**WHAT THIS TASK INVOLVES:**
From the entries that follow, work out how many lines contain "comments". Write the number only.

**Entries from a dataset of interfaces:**
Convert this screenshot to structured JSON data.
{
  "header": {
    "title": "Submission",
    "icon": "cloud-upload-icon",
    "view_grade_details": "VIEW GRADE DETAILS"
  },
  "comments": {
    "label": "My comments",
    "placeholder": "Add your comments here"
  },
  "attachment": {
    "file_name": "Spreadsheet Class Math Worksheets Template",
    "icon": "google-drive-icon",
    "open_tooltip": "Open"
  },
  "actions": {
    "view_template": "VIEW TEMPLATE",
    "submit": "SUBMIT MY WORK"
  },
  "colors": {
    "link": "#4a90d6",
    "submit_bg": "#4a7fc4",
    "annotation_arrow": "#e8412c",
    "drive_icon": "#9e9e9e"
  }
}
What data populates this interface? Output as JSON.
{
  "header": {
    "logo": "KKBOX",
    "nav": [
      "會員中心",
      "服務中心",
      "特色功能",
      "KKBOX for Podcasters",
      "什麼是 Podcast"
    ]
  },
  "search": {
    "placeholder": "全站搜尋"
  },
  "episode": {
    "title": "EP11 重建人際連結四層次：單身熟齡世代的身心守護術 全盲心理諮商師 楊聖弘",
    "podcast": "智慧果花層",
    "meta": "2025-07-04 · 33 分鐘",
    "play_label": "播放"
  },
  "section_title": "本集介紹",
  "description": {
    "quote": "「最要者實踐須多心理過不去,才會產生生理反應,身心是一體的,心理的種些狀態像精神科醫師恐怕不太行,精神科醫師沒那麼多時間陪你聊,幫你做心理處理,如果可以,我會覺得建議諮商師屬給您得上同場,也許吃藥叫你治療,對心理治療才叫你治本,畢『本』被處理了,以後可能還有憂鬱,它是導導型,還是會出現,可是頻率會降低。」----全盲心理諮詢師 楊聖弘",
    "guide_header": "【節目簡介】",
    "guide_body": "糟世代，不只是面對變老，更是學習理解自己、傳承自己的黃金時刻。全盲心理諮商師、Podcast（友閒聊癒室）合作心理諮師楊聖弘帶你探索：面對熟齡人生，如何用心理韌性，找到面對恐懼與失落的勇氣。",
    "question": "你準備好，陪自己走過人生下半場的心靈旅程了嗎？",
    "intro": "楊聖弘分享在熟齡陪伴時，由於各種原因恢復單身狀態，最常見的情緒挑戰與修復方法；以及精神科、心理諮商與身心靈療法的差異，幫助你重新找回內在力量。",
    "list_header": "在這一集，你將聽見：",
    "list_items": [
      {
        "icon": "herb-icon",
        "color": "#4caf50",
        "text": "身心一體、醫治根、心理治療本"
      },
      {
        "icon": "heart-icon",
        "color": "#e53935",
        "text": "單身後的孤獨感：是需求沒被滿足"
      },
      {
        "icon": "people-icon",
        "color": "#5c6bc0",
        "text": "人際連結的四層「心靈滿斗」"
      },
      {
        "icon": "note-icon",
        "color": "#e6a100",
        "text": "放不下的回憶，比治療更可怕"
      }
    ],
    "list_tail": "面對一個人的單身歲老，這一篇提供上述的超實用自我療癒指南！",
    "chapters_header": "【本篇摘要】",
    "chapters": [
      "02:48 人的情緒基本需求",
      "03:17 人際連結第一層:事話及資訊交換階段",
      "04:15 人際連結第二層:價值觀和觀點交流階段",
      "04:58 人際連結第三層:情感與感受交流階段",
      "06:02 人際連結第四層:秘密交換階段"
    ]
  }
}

**PROBLEM SOLUTION:**
3